And if that’s not enough for your partner? If they still want to have the full bells and whistles, to be the centre of attention, to made to feel like a fairy princess or prince … Maybe you should look for another partner.


Thanks to all who took part in the Love Nudge Competition. I’ve read every entry so far and was overwhelmed by the quality – and by your stamina, as a good handful of you contributed every day!

More reading and thinking has to be done yet, but I hope to publish a roll of honour and winner by the end of the week.

Thanks for making the week so special.




Love Nudge Competition final day. Sunday: Loathing


Image: Pixabay


Well, this is it – we face the final Love Curtain, err Love Nudge.

Our couple have gone from love’s young dream to hatred on a supernatural level. He’s working out who’s going to have custody of the Fridgemaster and the La – Z – Boys. She’s wondering how she can make her walking out look like his fault.

Today’s Love Nudge word is


So, for the final time, pop your poetry, prose, elegy, epitaphs and obituaries in the comments box.

Take one last look here for the rules and happy writing.


A huge thank you to all who have taken part in the competition. It’s been a joy to read your work and meet some amazing writers.

Now I need to ask your patience whilst I pick a winner.

As this post goes out, I’ll still be welded to a bench in a florist shop, wishing I could see anything other than red roses and self-conscious men. I’ll start reading tomorrow and announce the winner asap.

Thanks again and – if at all possible – do enjoy your Valentine’s Day.

Love Nudge Competition.
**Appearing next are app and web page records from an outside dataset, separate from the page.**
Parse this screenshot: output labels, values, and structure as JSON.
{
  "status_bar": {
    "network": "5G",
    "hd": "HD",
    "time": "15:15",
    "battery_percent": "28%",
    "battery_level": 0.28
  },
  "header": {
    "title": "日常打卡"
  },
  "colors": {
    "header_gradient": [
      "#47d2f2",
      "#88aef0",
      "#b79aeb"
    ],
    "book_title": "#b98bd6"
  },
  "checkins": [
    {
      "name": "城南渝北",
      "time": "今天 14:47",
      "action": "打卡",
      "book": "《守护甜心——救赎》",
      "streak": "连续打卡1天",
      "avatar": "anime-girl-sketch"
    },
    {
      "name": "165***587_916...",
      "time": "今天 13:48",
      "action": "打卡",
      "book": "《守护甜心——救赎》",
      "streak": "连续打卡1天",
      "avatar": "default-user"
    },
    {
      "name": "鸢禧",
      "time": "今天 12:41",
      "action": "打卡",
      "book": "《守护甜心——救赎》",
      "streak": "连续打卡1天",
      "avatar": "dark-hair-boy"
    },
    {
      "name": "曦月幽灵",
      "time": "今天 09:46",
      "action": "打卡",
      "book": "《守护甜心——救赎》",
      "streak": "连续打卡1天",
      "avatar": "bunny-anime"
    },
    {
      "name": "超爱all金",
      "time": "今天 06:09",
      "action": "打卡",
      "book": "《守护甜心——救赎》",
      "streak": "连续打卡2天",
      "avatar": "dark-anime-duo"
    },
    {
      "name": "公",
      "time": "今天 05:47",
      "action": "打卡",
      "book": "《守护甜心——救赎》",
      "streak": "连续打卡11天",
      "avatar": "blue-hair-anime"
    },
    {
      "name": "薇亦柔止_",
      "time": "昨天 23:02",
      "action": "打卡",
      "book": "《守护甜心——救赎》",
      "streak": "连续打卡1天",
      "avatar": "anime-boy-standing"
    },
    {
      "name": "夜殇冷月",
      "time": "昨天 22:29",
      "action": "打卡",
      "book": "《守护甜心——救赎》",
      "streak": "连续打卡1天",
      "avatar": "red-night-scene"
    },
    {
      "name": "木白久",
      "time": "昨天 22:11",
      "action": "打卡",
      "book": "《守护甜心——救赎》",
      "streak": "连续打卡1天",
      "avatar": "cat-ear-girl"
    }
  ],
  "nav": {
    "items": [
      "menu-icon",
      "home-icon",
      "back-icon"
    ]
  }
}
Friday: Regret


Image: Pixabay


Day Five of the Love Nudge Competition, and things are going slowly downhill in what was once our little love idyll. 

Maybe the kids shouldn’t have come along so soon. Maybe he should have kept his drinkiing pals. Maybe she shouldn’t work so late, so hard, with a co-worker with such great cheekbones and cornflower blue eyes …

Today’s Love Nudge word is


Poetry, prose, elegy, book jacket blurb, whatever you fancy- pop it in the comments box.

Take a look here for the rules and happy writing.


With apologies, from now until some time late on Sunday, I’ll be up to my eyes in roses, cellophane and shifty looking men. No, I won’t be spending a few days of illicit passion in my own love dungeon – I’ll be working in a flower shop. The rest of my competition posts are already scheduled, but please don’t be offended if I don’t comment now until next week. I will be reading every single entry, so do keep them coming.

Love Nudge Competition. Thursday: Security


Image: Pixabay


Welcome to Thurday’s Love Nudge Competition, Day Four. So, still enthusiastic about this love affair, or wishing you’d stayed single?

We’ve moved on from passion and left jealousy far behind. We’re in our comfort zone now. We’re settling down, getting mortgages, picking out shower curtains … buying ovulation kits. Who needs a social life when you have an Ikea catalogue? What could possibly go wrong?

Today’s Love Nudge word is


Poetry, prose, elegy, elevator pitch, whatever you fancy- pop it in the comments box or leave a link to your post.

Take a look here for the rules and happy writing.